That has to be an important consideration for the Biden administration.
Tackling the sources of online mis- and disinformation has to be an immediate aim. Their response can't just tackle the specific actions of those involved in the botched coup; they have to go further to tackle the impulse that drove the actions.
The specific actions need to be prosecuted, of course. The initial response was shocking in its ineptitude and jarringly unusual in its restraint. But this has to only be the start. The violent actions seen on Wednesday are merely a symptom of a deeper disease.
We're no longer just talking about the active lunatic fringe. In a YouGov poll taken just hours after Wednesday's dramatic events, 45pc of registered Republican voters who responded approved of the storming of the Capitol.
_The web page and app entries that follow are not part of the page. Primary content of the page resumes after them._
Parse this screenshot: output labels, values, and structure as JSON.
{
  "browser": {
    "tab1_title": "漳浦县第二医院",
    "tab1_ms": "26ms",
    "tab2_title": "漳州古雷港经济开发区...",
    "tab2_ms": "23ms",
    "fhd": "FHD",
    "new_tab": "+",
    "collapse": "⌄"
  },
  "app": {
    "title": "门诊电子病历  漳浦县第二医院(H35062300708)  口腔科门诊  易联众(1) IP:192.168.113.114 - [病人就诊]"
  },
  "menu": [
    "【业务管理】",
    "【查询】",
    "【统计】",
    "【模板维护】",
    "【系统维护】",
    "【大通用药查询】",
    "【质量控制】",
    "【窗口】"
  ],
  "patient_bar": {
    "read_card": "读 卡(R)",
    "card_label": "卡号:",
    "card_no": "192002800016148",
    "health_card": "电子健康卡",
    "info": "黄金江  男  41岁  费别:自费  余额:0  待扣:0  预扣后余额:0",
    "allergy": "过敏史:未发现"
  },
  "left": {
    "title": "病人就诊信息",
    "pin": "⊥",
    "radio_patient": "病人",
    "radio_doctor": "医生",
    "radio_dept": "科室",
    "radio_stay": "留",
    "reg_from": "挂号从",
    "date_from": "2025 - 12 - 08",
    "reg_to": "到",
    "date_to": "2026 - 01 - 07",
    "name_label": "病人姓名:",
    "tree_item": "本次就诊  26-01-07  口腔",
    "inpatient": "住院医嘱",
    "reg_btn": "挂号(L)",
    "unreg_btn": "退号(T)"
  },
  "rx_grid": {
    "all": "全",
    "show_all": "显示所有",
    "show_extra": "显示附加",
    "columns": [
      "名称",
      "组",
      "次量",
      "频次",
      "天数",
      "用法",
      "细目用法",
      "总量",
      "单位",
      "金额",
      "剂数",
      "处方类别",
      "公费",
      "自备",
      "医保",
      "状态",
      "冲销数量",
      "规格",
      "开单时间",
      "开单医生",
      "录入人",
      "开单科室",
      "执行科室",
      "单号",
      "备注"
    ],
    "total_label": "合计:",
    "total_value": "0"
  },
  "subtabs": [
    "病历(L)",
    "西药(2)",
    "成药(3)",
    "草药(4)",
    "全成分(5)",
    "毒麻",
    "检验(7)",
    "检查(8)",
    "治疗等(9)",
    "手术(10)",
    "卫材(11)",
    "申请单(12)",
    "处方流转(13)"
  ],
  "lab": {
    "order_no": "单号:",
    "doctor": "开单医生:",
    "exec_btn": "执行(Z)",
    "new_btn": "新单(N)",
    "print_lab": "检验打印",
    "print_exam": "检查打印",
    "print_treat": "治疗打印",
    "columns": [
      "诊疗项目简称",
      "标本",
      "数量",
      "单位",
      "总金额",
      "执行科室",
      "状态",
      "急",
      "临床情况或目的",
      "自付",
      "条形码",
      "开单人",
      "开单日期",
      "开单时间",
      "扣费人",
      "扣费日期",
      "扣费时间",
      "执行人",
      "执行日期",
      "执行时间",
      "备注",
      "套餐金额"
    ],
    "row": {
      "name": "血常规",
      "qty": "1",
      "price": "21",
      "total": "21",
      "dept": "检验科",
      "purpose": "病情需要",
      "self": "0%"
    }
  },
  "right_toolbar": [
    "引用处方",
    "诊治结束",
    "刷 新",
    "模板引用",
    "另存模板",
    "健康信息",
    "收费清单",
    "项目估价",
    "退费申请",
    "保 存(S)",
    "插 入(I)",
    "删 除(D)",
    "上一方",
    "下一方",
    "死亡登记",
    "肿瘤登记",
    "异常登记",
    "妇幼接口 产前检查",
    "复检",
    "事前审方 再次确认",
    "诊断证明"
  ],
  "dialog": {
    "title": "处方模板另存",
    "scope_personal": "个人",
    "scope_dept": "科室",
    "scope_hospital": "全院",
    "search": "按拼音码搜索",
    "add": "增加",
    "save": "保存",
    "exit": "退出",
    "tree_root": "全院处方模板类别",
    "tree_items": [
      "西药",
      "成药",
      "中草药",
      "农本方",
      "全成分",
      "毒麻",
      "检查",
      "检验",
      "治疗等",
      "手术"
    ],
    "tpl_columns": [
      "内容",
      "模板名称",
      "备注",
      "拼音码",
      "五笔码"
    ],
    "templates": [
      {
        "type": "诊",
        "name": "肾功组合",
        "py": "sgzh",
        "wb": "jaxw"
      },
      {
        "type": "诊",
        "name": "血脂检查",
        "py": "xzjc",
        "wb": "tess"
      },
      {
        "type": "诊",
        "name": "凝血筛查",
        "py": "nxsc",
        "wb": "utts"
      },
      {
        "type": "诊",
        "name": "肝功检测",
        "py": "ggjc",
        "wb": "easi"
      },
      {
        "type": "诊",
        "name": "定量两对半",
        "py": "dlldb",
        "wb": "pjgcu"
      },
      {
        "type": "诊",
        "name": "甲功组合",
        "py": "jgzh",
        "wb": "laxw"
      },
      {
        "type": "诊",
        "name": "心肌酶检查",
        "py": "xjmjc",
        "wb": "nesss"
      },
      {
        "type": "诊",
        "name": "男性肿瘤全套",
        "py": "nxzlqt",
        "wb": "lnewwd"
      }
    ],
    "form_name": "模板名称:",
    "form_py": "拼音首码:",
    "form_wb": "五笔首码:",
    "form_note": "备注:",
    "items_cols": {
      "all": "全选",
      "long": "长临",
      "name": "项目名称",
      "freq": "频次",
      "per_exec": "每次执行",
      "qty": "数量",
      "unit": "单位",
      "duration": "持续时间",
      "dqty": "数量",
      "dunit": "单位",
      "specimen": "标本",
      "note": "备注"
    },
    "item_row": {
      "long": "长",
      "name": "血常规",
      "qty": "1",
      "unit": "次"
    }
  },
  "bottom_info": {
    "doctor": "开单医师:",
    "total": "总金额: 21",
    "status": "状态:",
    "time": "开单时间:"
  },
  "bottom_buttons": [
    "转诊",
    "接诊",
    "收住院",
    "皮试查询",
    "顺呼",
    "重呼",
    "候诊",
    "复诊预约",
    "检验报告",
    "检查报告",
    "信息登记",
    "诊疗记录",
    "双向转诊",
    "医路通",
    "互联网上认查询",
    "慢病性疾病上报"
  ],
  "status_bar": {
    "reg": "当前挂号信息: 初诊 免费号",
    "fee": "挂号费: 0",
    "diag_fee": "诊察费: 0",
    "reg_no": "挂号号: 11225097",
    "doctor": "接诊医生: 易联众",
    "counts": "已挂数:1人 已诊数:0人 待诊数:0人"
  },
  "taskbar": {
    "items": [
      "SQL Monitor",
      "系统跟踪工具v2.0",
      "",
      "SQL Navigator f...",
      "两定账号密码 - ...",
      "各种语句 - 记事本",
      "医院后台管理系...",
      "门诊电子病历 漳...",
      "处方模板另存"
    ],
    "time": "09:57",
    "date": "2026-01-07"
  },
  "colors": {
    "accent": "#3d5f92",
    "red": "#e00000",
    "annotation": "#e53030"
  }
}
Once inaugurated, Biden must bring the weight of his public influence to bear on the social media platforms which have been glacially slow to react to this threat.
In the run-up to the November election, perhaps sensing the momentum was with Biden, these companies began to react, tagging Trump's tweets and posts as misinformation and limiting their spread. Last week, his open praise of the rioters led to his indefinite suspension by Facebook and Instagram, followed on Friday by his banishment from Twitter.
Biden and the Democratic establishment must ensure, through influence and regulation, that within seconds of the new pretender to Trump's populist throne implementing a similar playbook, suspension happens - and sticks.
An even greater challenge faces the remaining 'traditional' Republicans: how to regain control of their party and retake their positions guarding the gate.
Now is their moment. Trump is at his lowest ever ebb. The incompetent legal challenges to the election results have meant he's suffered the same defeat, multiple times - undermining his brand as a winner that his supporters cling to. The social media bans threatens the destruction of his final bully pulpit, reducing his threat to other Republican politicians.
Most importantly, the double Republican loss in the Senate run-off elections in Georgia has undercut the argument for the party to follow his approach long term.
Republican power brokers, and key Trump enablers like Mitch McConnell and Lindsey Graham have now deserted the US president. It's a sign that they no longer see a link to Trump's wing of the party as a net benefit.
It's possible the scenes in the Capitol will, therefore, be seen in hindsight as the last sting of a decapitated movement. But only if both parties make the courageous decision to prioritise different forms of moderation. America is at a new crossroads. They have to choose the right path.
Lorcan Nyhan is head of training at the Communications Clinic